Collection entries
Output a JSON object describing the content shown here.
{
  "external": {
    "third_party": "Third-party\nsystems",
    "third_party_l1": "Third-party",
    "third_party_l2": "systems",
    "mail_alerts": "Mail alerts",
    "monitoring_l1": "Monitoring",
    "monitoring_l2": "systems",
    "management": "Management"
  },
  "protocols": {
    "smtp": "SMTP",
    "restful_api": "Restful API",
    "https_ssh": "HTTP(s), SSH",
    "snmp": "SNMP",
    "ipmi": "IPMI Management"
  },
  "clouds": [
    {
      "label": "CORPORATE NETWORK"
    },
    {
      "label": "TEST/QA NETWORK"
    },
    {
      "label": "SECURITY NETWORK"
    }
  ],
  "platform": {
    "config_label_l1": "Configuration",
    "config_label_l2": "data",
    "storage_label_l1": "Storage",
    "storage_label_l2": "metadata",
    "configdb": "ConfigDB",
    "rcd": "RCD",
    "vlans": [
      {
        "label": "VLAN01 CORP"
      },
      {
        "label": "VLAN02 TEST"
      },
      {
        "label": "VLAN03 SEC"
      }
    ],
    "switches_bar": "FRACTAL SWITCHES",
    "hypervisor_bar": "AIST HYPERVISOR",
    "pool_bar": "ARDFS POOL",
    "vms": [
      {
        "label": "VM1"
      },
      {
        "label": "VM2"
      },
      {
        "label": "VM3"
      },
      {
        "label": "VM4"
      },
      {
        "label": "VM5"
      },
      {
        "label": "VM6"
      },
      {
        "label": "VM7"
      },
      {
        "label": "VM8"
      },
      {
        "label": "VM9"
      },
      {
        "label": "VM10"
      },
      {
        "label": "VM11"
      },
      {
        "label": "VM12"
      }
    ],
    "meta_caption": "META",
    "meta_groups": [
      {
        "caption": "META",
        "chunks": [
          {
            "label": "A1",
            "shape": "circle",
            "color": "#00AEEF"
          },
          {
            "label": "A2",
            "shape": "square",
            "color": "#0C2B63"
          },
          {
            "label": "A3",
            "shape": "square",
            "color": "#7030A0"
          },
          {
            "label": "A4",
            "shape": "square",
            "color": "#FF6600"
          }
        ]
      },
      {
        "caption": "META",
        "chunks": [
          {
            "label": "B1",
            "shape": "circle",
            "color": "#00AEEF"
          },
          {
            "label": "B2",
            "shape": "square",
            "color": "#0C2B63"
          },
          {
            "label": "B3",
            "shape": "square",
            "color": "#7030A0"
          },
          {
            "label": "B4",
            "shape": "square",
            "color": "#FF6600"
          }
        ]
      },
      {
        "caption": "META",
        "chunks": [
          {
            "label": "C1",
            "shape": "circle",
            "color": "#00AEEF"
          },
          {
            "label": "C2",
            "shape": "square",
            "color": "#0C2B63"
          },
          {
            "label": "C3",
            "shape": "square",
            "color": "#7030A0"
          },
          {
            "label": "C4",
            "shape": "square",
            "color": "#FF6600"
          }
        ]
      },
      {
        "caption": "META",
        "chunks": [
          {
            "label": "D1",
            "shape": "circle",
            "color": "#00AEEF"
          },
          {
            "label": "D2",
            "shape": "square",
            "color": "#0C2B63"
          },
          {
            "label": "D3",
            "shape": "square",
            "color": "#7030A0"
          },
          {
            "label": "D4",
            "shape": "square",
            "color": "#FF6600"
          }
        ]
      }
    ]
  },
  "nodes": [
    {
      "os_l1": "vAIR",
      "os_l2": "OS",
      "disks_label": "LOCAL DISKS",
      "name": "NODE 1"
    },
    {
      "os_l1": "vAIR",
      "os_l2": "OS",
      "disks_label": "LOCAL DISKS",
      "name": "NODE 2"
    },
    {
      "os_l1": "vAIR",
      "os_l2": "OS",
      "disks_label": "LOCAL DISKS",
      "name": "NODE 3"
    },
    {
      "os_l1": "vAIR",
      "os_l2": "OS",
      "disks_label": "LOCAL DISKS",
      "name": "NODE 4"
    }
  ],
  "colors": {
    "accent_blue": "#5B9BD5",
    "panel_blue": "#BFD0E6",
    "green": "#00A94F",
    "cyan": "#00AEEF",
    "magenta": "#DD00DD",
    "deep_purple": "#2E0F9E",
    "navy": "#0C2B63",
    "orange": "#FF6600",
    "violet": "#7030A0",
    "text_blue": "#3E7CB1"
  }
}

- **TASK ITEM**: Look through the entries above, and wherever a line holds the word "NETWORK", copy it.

- **WRITTEN SOLUTION**:
      "label": "CORPORATE NETWORK"
      "label": "TEST/QA NETWORK"
      "label": "SECURITY NETWORK"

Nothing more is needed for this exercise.